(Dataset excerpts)
********
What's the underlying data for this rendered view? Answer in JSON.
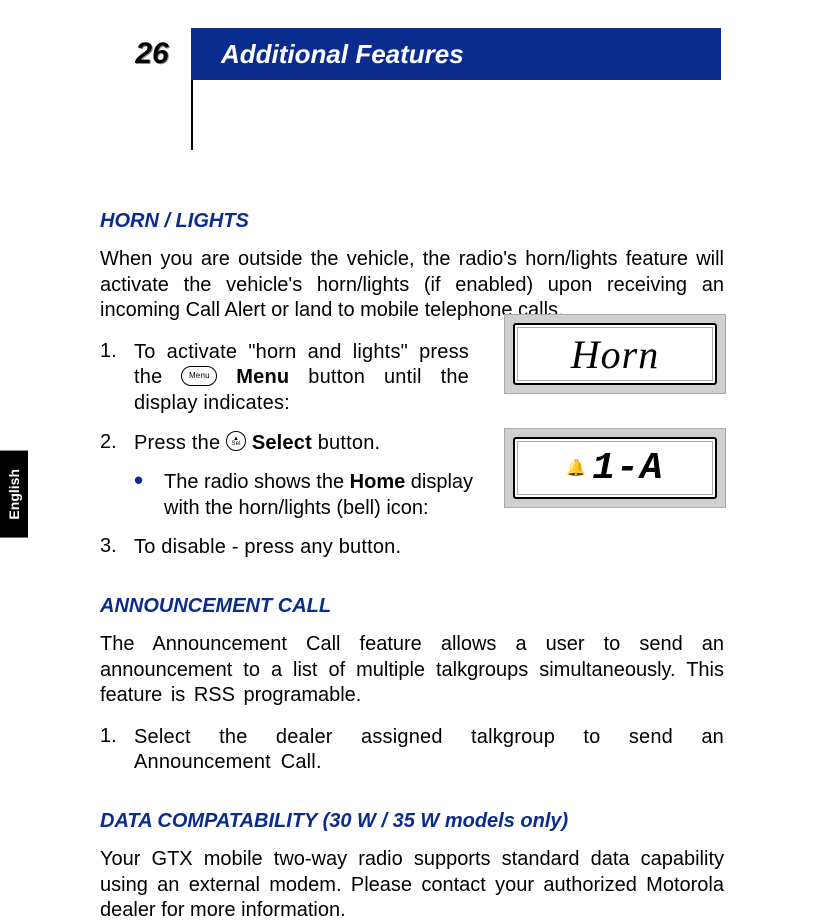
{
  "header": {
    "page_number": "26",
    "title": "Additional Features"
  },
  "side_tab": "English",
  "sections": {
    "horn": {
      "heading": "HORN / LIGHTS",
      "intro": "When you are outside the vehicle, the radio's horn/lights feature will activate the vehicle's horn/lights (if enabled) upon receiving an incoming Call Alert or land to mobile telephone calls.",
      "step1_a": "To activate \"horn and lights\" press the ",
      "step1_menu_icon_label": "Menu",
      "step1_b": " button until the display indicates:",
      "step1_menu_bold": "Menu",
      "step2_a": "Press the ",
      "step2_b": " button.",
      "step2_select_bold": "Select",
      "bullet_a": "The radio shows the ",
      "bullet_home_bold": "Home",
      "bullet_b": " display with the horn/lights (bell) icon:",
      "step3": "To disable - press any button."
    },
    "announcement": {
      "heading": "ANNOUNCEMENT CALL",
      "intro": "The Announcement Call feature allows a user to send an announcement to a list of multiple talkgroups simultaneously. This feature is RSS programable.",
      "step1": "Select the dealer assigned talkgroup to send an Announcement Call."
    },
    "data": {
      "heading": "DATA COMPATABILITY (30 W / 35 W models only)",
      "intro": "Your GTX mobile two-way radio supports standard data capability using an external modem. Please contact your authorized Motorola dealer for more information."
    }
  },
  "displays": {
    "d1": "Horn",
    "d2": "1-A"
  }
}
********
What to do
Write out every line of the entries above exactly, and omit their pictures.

Response to this exercise
What's the underlying data for this rendered view? Answer in JSON.
{
  "header": {
    "page_number": "26",
    "title": "Additional Features"
  },
  "side_tab": "English",
  "sections": {
    "horn": {
      "heading": "HORN / LIGHTS",
      "intro": "When you are outside the vehicle, the radio's horn/lights feature will activate the vehicle's horn/lights (if enabled) upon receiving an incoming Call Alert or land to mobile telephone calls.",
      "step1_a": "To activate \"horn and lights\" press the ",
      "step1_menu_icon_label": "Menu",
      "step1_b": " button until the display indicates:",
      "step1_menu_bold": "Menu",
      "step2_a": "Press the ",
      "step2_b": " button.",
      "step2_select_bold": "Select",
      "bullet_a": "The radio shows the ",
      "bullet_home_bold": "Home",
      "bullet_b": " display with the horn/lights (bell) icon:",
      "step3": "To disable - press any button."
    },
    "announcement": {
      "heading": "ANNOUNCEMENT CALL",
      "intro": "The Announcement Call feature allows a user to send an announcement to a list of multiple talkgroups simultaneously. This feature is RSS programable.",
      "step1": "Select the dealer assigned talkgroup to send an Announcement Call."
    },
    "data": {
      "heading": "DATA COMPATABILITY (30 W / 35 W models only)",
      "intro": "Your GTX mobile two-way radio supports standard data capability using an external modem. Please contact your authorized Motorola dealer for more information."
    }
  },
  "displays": {
    "d1": "Horn",
    "d2": "1-A"
  }
}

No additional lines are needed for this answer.